According to a recent article published in The Guardian, Tony Abbott must find at least another AUS$ 4 billion for his climate policy, Direct Action, otherwise he will be forced to break his pledge to cut emissions by 5% by 2020 and instead allow them to increase by 9%.
The Coalition has insisted that it will provide no more than the AUS$ 2.5 billion it has allocated to purchase emissions reductions from polluters. However, a report issued by the Climate Institute suggests that at least AUS$ 4.07 billion more will be required to meet their target.
Tony Abbott has refused to accept the findings, saying that ‘Greg Hunt [the Coalitions climate spokesman] is confident, as am I, that we can purchase sufficient emissions from the funding envelope we have provide’.
Abbott additionally outlined his belief that buying emissions reductions on the international market would amount to Australia ‘shirking [their] environmental duty’.
He has repeatedly condemned Labor’s carbon price plan because it allows the purchase of a proportion of emission reductions overseas, which means although emissions would be significantly lower domestically than if nothing was done, they would still be higher in 2020 than they were in 2000.
Despite Abbott’s protests, the evidence indicates that the Coalition’s current capped spending on their climate policy will result in 40% less domestic emission reduction than Labor’s.
Under Labor’s plan domestic emissions would fall by 287 million t of CO2. In contrast, under Direct Action domestic emissions would fall by 204 million t.
The only way the Coalition could meet the 2020 target without massive new spending would be to copy Labor’s policy and purchase permits overseas.
Furthermore, while Labor’s scheme would reduce Australia’s reliance on coal fired power over time, under the Coalition’s plan it would increase.
Under Labor, coal fired power would account for an estimated 61% of electricity generation in 2020, 53% in 2030 and 31% in 2050. However, under the Coalition plan, which makes it voluntary for polluters to reduce emissions, coal fired power would be 64% of electricity in 2020, 66% in 2030 and 69% in 2030.
The Coalition’s policy represents an effective subsidy of AUS$ 50 billion for polluting industries in 2020, according to analysis.
The Climate Institute have additionally raised concerns that a program based on annual budget outlays is always susceptible to budget cuts, especially since the Coalition has said that it will review and possibly revise Direct Action in 2015.

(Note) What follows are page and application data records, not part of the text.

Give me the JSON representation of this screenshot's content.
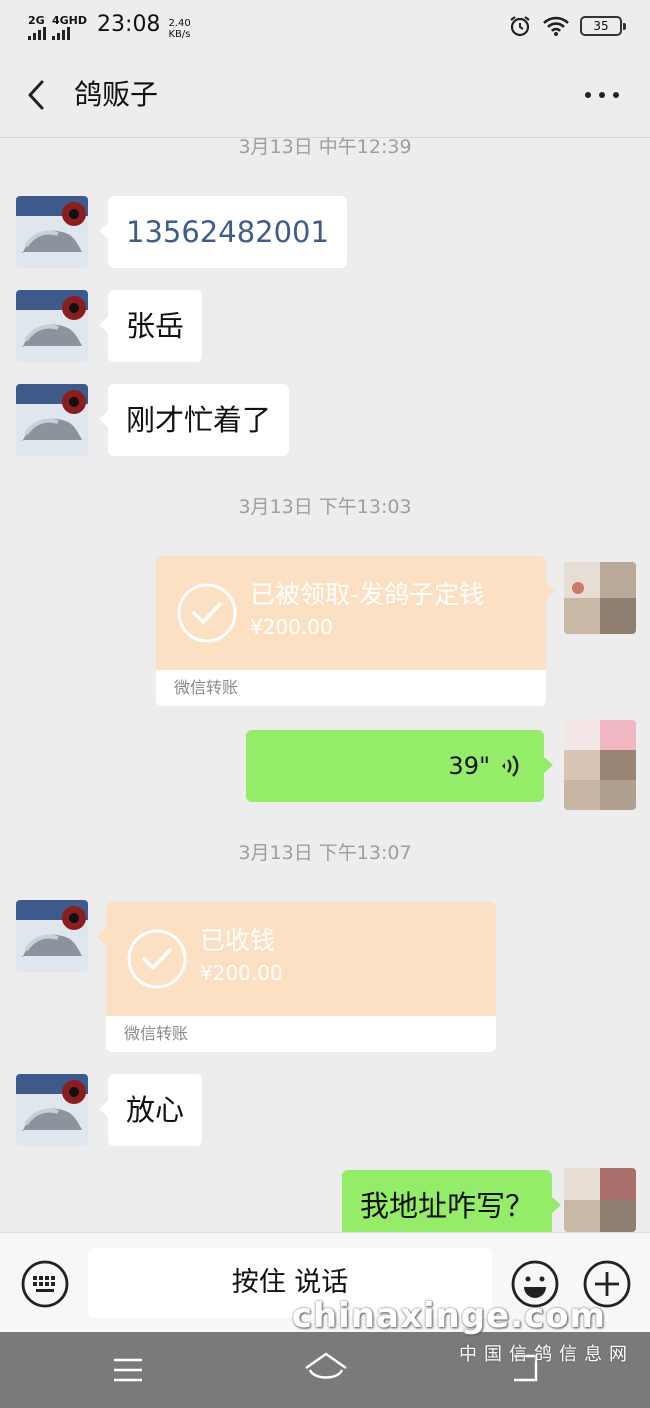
{
  "status": {
    "signal1": "2G",
    "signal2": "4GHD",
    "time": "23:08",
    "speed_value": "2.40",
    "speed_unit": "KB/s",
    "battery": "35"
  },
  "header": {
    "title": "鸽贩子"
  },
  "messages": {
    "ts1": "3月13日 中午12:39",
    "m1": "13562482001",
    "m2": "张岳",
    "m3": "刚才忙着了",
    "ts2": "3月13日 下午13:03",
    "t1_title": "已被领取-发鸽子定钱",
    "t1_amount": "¥200.00",
    "t1_label": "微信转账",
    "voice": "39\"",
    "ts3": "3月13日 下午13:07",
    "t2_title": "已收钱",
    "t2_amount": "¥200.00",
    "t2_label": "微信转账",
    "m4": "放心",
    "m5": "我地址咋写？"
  },
  "input": {
    "hold_to_talk": "按住 说话"
  },
  "watermark": {
    "domain": "chinaxinge.com",
    "name": "中国信鸽信息网"
  },
  "icons": {
    "back": "chevron-left-icon",
    "more": "more-dots-icon",
    "keyboard": "keyboard-icon",
    "emoji": "emoji-icon",
    "plus": "plus-icon",
    "voice": "voice-wave-icon",
    "check": "check-circle-icon"
  },
  "colors": {
    "background": "#ededed",
    "bubble_sent": "#95ec69",
    "transfer": "#fbe0c3",
    "phone_link": "#3e5e89"
  }
}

Edited from various sources by Emma McAleavey.
Read the article online at: https://www.oilfieldtechnology.com/drilling-and-production/21082013/funding_gap_in_australia_climate_plan582/